While there’s still not all that much “there” there with Hyou-ka, it’s kind of fun being nowhere with it. The formula could hardly be simpler, but it’s undeniably one that’s worked wonders for KyoAni in the past. Basically it’s a show that continually amazes visually (how can a just-emptied coffee cup look so amazing?), and offers some excellent and tasteful BGM to boot (much better here than in the first two episodes). There’s nothing else of much significance in the mix so far, but the pacing is so slow that it almost hypnotizes me into getting involved with what’s happening. At least, it’s not nearly as boring as it probably should be.
And with that said, this ep was a couple orders of magnitude more interesting that its predecessors. For the first time we’re given a mystery that actually has some real-life import, and that matters, especially for a show with so little action. To call the mysteries in the first two shows trivial is an understatement (to call them “mysteries” at all probably generous) which more or less ruled out their being of more than minimal interest. Here, we have an actual mystery that relates to Chitanda’s life – an Uncle missing in India, a forgotten memory of seven years ago, and a possible connection to the Classics Club.
At this point I’m more or less ready to assume that there are no coincidences in Hyou-ka, and that everything is connected to the club in some way. Everyone is hiding something and the club obviously has a dark secret in its past. I can only assume that Oreki’s sister knows this and pushed him into the club intentionally – and likewise, she’s intentionally decided it’s time for the kids to find the old anthologies.
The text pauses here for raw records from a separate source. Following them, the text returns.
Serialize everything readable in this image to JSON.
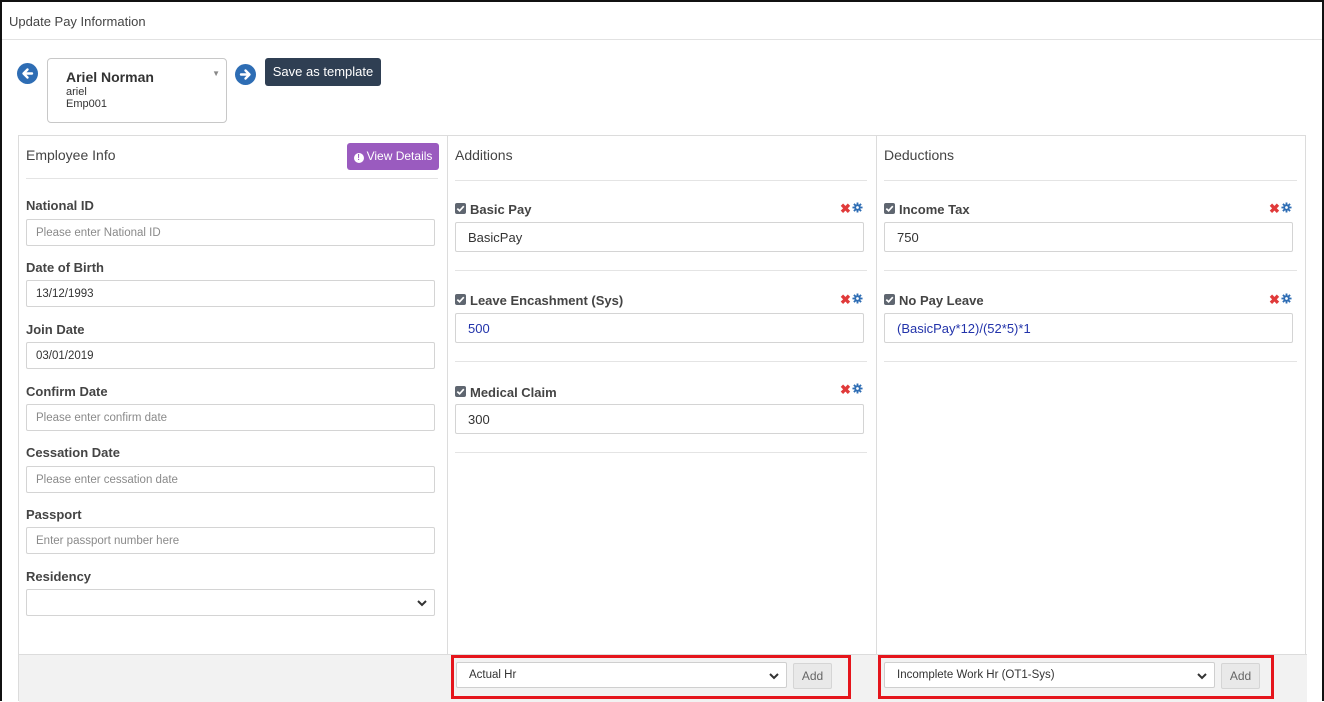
{
  "window": {
    "title": "Update Pay Information"
  },
  "employee": {
    "name": "Ariel Norman",
    "username": "ariel",
    "code": "Emp001"
  },
  "toolbar": {
    "save_template_label": "Save as template"
  },
  "info": {
    "title": "Employee Info",
    "view_details_label": "View Details",
    "fields": {
      "national_id": {
        "label": "National ID",
        "placeholder": "Please enter National ID",
        "value": ""
      },
      "dob": {
        "label": "Date of Birth",
        "value": "13/12/1993"
      },
      "join_date": {
        "label": "Join Date",
        "value": "03/01/2019"
      },
      "confirm_date": {
        "label": "Confirm Date",
        "placeholder": "Please enter confirm date",
        "value": ""
      },
      "cessation_date": {
        "label": "Cessation Date",
        "placeholder": "Please enter cessation date",
        "value": ""
      },
      "passport": {
        "label": "Passport",
        "placeholder": "Enter passport number here",
        "value": ""
      },
      "residency": {
        "label": "Residency",
        "value": ""
      }
    }
  },
  "additions": {
    "title": "Additions",
    "items": [
      {
        "label": "Basic Pay",
        "value": "BasicPay",
        "checked": true
      },
      {
        "label": "Leave Encashment (Sys)",
        "value": "500",
        "checked": true
      },
      {
        "label": "Medical Claim",
        "value": "300",
        "checked": true
      }
    ],
    "footer": {
      "selected": "Actual Hr",
      "add_label": "Add"
    }
  },
  "deductions": {
    "title": "Deductions",
    "items": [
      {
        "label": "Income Tax",
        "value": "750",
        "checked": true
      },
      {
        "label": "No Pay Leave",
        "value": "(BasicPay*12)/(52*5)*1",
        "checked": true
      }
    ],
    "footer": {
      "selected": "Incomplete Work Hr (OT1-Sys)",
      "add_label": "Add"
    }
  },
  "colors": {
    "primary_blue": "#2e6db4",
    "dark_button": "#2f3f53",
    "purple_button": "#9a5bbf",
    "remove_red": "#e03a3a",
    "highlight_red": "#e5151c",
    "formula_blue": "#2233aa"
  },
  "icons": {
    "prev": "arrow-left-circle-icon",
    "next": "arrow-right-circle-icon",
    "remove": "close-icon",
    "settings": "gear-icon",
    "info": "info-icon",
    "dropdown": "chevron-down-icon"
  }
}
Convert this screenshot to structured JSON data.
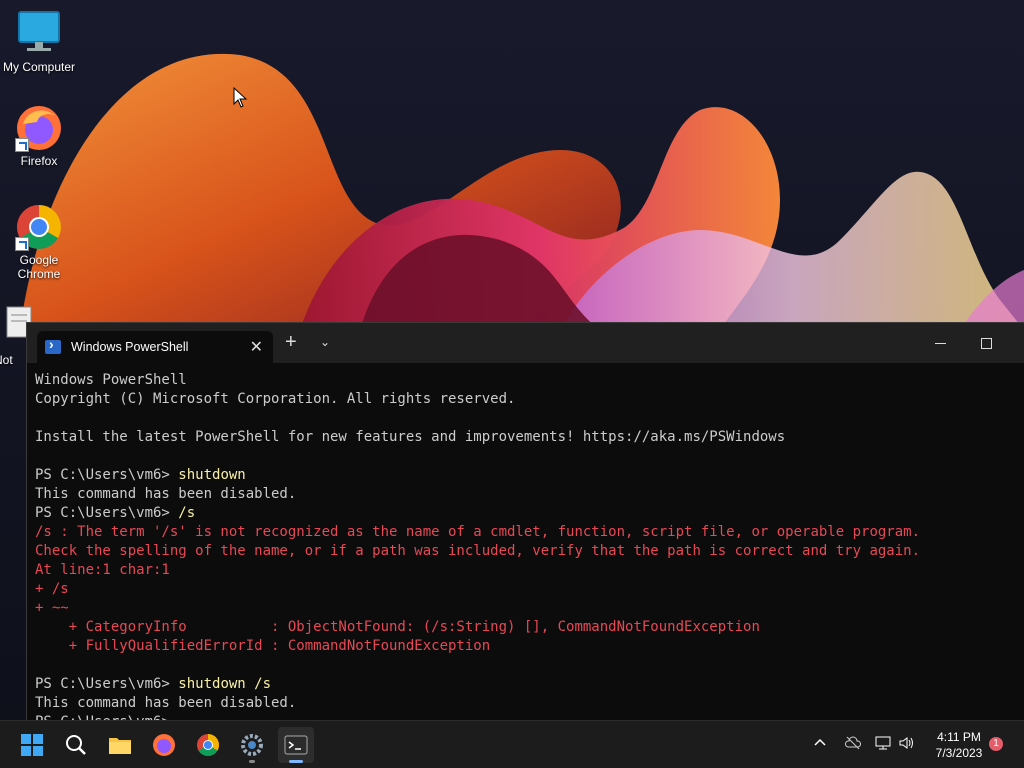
{
  "desktop": {
    "icons": [
      {
        "label": "My Computer"
      },
      {
        "label": "Firefox"
      },
      {
        "label": "Google Chrome"
      },
      {
        "label": "Not"
      }
    ]
  },
  "terminal": {
    "tab_title": "Windows PowerShell",
    "new_tab": "+",
    "lines": [
      {
        "text": "Windows PowerShell",
        "style": "normal"
      },
      {
        "text": "Copyright (C) Microsoft Corporation. All rights reserved.",
        "style": "normal"
      },
      {
        "text": "",
        "style": "normal"
      },
      {
        "text": "Install the latest PowerShell for new features and improvements! https://aka.ms/PSWindows",
        "style": "normal"
      },
      {
        "text": "",
        "style": "normal"
      },
      {
        "prompt": "PS C:\\Users\\vm6> ",
        "text": "shutdown",
        "style": "cmd"
      },
      {
        "text": "This command has been disabled.",
        "style": "normal"
      },
      {
        "prompt": "PS C:\\Users\\vm6> ",
        "text": "/s",
        "style": "cmd"
      },
      {
        "text": "/s : The term '/s' is not recognized as the name of a cmdlet, function, script file, or operable program.",
        "style": "err"
      },
      {
        "text": "Check the spelling of the name, or if a path was included, verify that the path is correct and try again.",
        "style": "err"
      },
      {
        "text": "At line:1 char:1",
        "style": "err"
      },
      {
        "text": "+ /s",
        "style": "err"
      },
      {
        "text": "+ ~~",
        "style": "err"
      },
      {
        "text": "    + CategoryInfo          : ObjectNotFound: (/s:String) [], CommandNotFoundException",
        "style": "err"
      },
      {
        "text": "    + FullyQualifiedErrorId : CommandNotFoundException",
        "style": "err"
      },
      {
        "text": "",
        "style": "normal"
      },
      {
        "prompt": "PS C:\\Users\\vm6> ",
        "text": "shutdown /s",
        "style": "cmd"
      },
      {
        "text": "This command has been disabled.",
        "style": "normal"
      },
      {
        "prompt": "PS C:\\Users\\vm6> ",
        "text": "",
        "style": "cmd"
      }
    ]
  },
  "taskbar": {
    "items": [
      "start-icon",
      "search-icon",
      "file-explorer-icon",
      "firefox-icon",
      "chrome-icon",
      "settings-icon",
      "terminal-icon"
    ],
    "clock_time": "4:11 PM",
    "clock_date": "7/3/2023",
    "notification_count": "1"
  },
  "colors": {
    "console_bg": "#0c0c0c",
    "console_text": "#cccccc",
    "error_text": "#e74856",
    "command_text": "#f9f1a5",
    "taskbar_bg": "#1c1c1c"
  }
}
The clue in her letter leads them to the biology prep room, where third year Tougaito Masashi (Okaiyu Ryotaru) presides over the News Poster club, and where the safe holding the old issues of the anthology (where the title “Hyouka” comes from) are supposedly kept. There are some early hints that something sinister might be behind Tougaito’s reluctance to allow the Classics kids in, but it’s pretty mundane – a socially elite kid trying to make sure he’s not caught smoking in school.
If Oreki’s family connection to the Classics Club mystery is obvious, it’s no more so than Chitanda’s – her Uncle was in the club, and he’s mentioned in the second-ever issue, the 1968
(which sets Hyou-ka in 2008) where there’s a reference (written by someone with the same first name – Youko – as the librarian) to mysterious events involving the Uncle the prior year. And given that the 1967 anthology is missing, there’s all the more reason to suspect someone is hiding someone – and maybe a lot of people are hiding a lot of things. It wasn’t a given that this show was going to have a “serious” mystery element at all, so that’s a welcome change.
I’m still not wowed by any of the characters, or their interaction with each other. Chitanda is mesmerizing to look at, but quite ordinary to listen to, Houtaro’s pursuit of the slacker ideal feels pretty played out, and the predictability of his eventual warming up due to Chitanda’s influence robs that inevitable development of much dramatic impact. As with Clannad, with Hyou-ka though the best friend character is somewhat irritating, the relative blandness of the male lead makes his presence valuable – and I do think Hyou-ka missed Fukube’s energy this week. Baby steps, though – this was better on the whole, and improvement is certainly better than the alternative. With all the value for the dollar Hyou-ka provides with its visuals and music, episodes like this one are more than watchable.